Find every line below that contains the word "name" and copy it out.

Records provided START

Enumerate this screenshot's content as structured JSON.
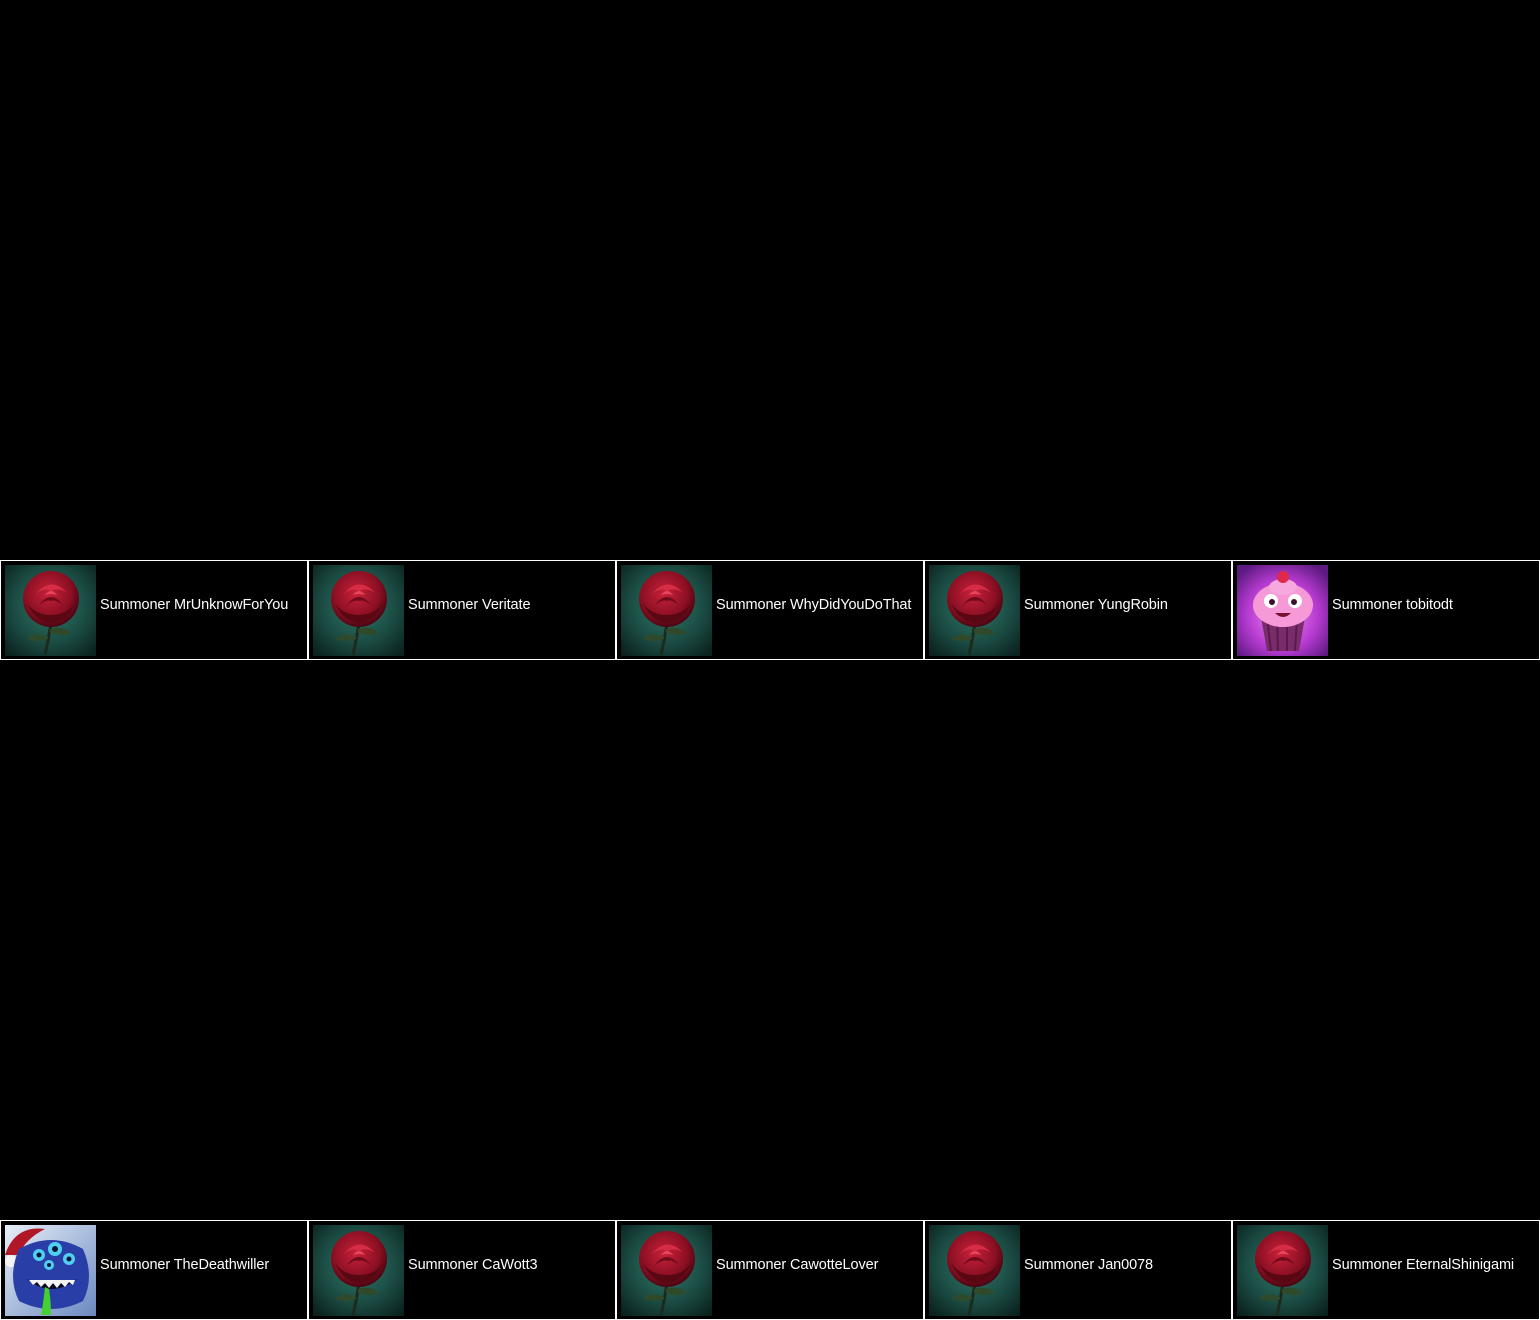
{
  "colors": {
    "background": "#000000",
    "card_border": "#ffffff",
    "text": "#ffffff"
  },
  "teams": {
    "top": {
      "players": [
        {
          "name": "Summoner MrUnknowForYou",
          "icon": "rose-icon"
        },
        {
          "name": "Summoner Veritate",
          "icon": "rose-icon"
        },
        {
          "name": "Summoner WhyDidYouDoThat",
          "icon": "rose-icon"
        },
        {
          "name": "Summoner YungRobin",
          "icon": "rose-icon"
        },
        {
          "name": "Summoner tobitodt",
          "icon": "cupcake-icon"
        }
      ]
    },
    "bottom": {
      "players": [
        {
          "name": "Summoner TheDeathwiller",
          "icon": "monster-icon"
        },
        {
          "name": "Summoner CaWott3",
          "icon": "rose-icon"
        },
        {
          "name": "Summoner CawotteLover",
          "icon": "rose-icon"
        },
        {
          "name": "Summoner Jan0078",
          "icon": "rose-icon"
        },
        {
          "name": "Summoner EternalShinigami",
          "icon": "rose-icon"
        }
      ]
    }
  }
}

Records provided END

(Written response):
          "name": "Summoner MrUnknowForYou",
          "name": "Summoner Veritate",
          "name": "Summoner WhyDidYouDoThat",
          "name": "Summoner YungRobin",
          "name": "Summoner tobitodt",
          "name": "Summoner TheDeathwiller",
          "name": "Summoner CaWott3",
          "name": "Summoner CawotteLover",
          "name": "Summoner Jan0078",
          "name": "Summoner EternalShinigami",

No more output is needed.